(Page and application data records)
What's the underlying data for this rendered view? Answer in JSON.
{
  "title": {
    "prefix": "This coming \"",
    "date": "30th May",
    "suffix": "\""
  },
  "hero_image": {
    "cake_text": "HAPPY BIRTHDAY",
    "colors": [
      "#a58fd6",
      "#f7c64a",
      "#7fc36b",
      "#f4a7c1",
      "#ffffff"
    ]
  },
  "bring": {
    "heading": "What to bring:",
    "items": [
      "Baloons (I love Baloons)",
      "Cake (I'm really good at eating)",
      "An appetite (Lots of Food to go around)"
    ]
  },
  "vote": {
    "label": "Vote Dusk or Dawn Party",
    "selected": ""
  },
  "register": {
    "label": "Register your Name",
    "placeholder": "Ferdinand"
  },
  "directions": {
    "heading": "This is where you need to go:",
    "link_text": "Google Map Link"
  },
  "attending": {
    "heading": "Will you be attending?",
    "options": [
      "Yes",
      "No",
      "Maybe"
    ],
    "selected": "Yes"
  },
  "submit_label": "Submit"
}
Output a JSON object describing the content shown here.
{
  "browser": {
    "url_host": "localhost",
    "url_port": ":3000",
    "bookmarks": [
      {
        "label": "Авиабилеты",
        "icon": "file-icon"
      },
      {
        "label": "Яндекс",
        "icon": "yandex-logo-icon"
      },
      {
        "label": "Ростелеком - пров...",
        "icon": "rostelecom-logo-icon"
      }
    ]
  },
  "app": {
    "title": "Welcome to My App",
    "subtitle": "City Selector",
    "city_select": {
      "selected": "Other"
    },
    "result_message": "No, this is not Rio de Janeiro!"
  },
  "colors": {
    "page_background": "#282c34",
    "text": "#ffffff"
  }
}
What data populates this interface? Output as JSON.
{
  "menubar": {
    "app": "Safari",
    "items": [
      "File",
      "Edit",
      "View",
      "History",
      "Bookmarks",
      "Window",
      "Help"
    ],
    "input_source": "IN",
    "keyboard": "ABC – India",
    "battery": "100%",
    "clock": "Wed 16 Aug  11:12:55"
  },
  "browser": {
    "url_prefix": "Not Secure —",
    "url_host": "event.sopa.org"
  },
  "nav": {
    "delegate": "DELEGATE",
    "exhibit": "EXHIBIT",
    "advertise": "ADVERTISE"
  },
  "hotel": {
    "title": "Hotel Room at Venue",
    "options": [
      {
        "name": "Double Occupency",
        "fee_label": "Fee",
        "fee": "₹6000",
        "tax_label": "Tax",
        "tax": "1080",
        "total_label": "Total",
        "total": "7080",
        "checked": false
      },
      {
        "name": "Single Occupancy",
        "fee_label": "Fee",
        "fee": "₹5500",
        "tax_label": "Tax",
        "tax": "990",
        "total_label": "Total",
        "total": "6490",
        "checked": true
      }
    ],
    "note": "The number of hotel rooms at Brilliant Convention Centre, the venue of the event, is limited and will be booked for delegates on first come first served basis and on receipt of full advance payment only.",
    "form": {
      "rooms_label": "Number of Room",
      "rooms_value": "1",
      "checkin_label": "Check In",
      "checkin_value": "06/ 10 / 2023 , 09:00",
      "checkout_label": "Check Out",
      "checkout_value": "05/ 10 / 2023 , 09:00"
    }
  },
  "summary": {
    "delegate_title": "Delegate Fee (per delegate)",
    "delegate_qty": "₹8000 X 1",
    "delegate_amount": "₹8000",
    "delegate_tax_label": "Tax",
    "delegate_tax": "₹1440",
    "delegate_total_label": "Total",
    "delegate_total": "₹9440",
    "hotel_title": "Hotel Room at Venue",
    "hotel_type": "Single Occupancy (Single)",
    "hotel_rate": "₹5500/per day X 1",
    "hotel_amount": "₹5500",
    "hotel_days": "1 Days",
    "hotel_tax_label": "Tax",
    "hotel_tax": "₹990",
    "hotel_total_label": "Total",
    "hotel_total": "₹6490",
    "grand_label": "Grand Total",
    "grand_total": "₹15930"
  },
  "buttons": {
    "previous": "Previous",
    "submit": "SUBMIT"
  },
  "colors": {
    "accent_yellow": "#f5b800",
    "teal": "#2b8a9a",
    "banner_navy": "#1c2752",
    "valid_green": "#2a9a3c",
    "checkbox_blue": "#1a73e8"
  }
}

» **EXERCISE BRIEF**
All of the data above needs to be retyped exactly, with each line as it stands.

» **RESPONSE AREA**
What's the underlying data for this rendered view? Answer in JSON.
{
  "title": {
    "prefix": "This coming \"",
    "date": "30th May",
    "suffix": "\""
  },
  "hero_image": {
    "cake_text": "HAPPY BIRTHDAY",
    "colors": [
      "#a58fd6",
      "#f7c64a",
      "#7fc36b",
      "#f4a7c1",
      "#ffffff"
    ]
  },
  "bring": {
    "heading": "What to bring:",
    "items": [
      "Baloons (I love Baloons)",
      "Cake (I'm really good at eating)",
      "An appetite (Lots of Food to go around)"
    ]
  },
  "vote": {
    "label": "Vote Dusk or Dawn Party",
    "selected": ""
  },
  "register": {
    "label": "Register your Name",
    "placeholder": "Ferdinand"
  },
  "directions": {
    "heading": "This is where you need to go:",
    "link_text": "Google Map Link"
  },
  "attending": {
    "heading": "Will you be attending?",
    "options": [
      "Yes",
      "No",
      "Maybe"
    ],
    "selected": "Yes"
  },
  "submit_label": "Submit"
}
Output a JSON object describing the content shown here.
{
  "browser": {
    "url_host": "localhost",
    "url_port": ":3000",
    "bookmarks": [
      {
        "label": "Авиабилеты",
        "icon": "file-icon"
      },
      {
        "label": "Яндекс",
        "icon": "yandex-logo-icon"
      },
      {
        "label": "Ростелеком - пров...",
        "icon": "rostelecom-logo-icon"
      }
    ]
  },
  "app": {
    "title": "Welcome to My App",
    "subtitle": "City Selector",
    "city_select": {
      "selected": "Other"
    },
    "result_message": "No, this is not Rio de Janeiro!"
  },
  "colors": {
    "page_background": "#282c34",
    "text": "#ffffff"
  }
}
What data populates this interface? Output as JSON.
{
  "menubar": {
    "app": "Safari",
    "items": [
      "File",
      "Edit",
      "View",
      "History",
      "Bookmarks",
      "Window",
      "Help"
    ],
    "input_source": "IN",
    "keyboard": "ABC – India",
    "battery": "100%",
    "clock": "Wed 16 Aug  11:12:55"
  },
  "browser": {
    "url_prefix": "Not Secure —",
    "url_host": "event.sopa.org"
  },
  "nav": {
    "delegate": "DELEGATE",
    "exhibit": "EXHIBIT",
    "advertise": "ADVERTISE"
  },
  "hotel": {
    "title": "Hotel Room at Venue",
    "options": [
      {
        "name": "Double Occupency",
        "fee_label": "Fee",
        "fee": "₹6000",
        "tax_label": "Tax",
        "tax": "1080",
        "total_label": "Total",
        "total": "7080",
        "checked": false
      },
      {
        "name": "Single Occupancy",
        "fee_label": "Fee",
        "fee": "₹5500",
        "tax_label": "Tax",
        "tax": "990",
        "total_label": "Total",
        "total": "6490",
        "checked": true
      }
    ],
    "note": "The number of hotel rooms at Brilliant Convention Centre, the venue of the event, is limited and will be booked for delegates on first come first served basis and on receipt of full advance payment only.",
    "form": {
      "rooms_label": "Number of Room",
      "rooms_value": "1",
      "checkin_label": "Check In",
      "checkin_value": "06/ 10 / 2023 , 09:00",
      "checkout_label": "Check Out",
      "checkout_value": "05/ 10 / 2023 , 09:00"
    }
  },
  "summary": {
    "delegate_title": "Delegate Fee (per delegate)",
    "delegate_qty": "₹8000 X 1",
    "delegate_amount": "₹8000",
    "delegate_tax_label": "Tax",
    "delegate_tax": "₹1440",
    "delegate_total_label": "Total",
    "delegate_total": "₹9440",
    "hotel_title": "Hotel Room at Venue",
    "hotel_type": "Single Occupancy (Single)",
    "hotel_rate": "₹5500/per day X 1",
    "hotel_amount": "₹5500",
    "hotel_days": "1 Days",
    "hotel_tax_label": "Tax",
    "hotel_tax": "₹990",
    "hotel_total_label": "Total",
    "hotel_total": "₹6490",
    "grand_label": "Grand Total",
    "grand_total": "₹15930"
  },
  "buttons": {
    "previous": "Previous",
    "submit": "SUBMIT"
  },
  "colors": {
    "accent_yellow": "#f5b800",
    "teal": "#2b8a9a",
    "banner_navy": "#1c2752",
    "valid_green": "#2a9a3c",
    "checkbox_blue": "#1a73e8"
  }
}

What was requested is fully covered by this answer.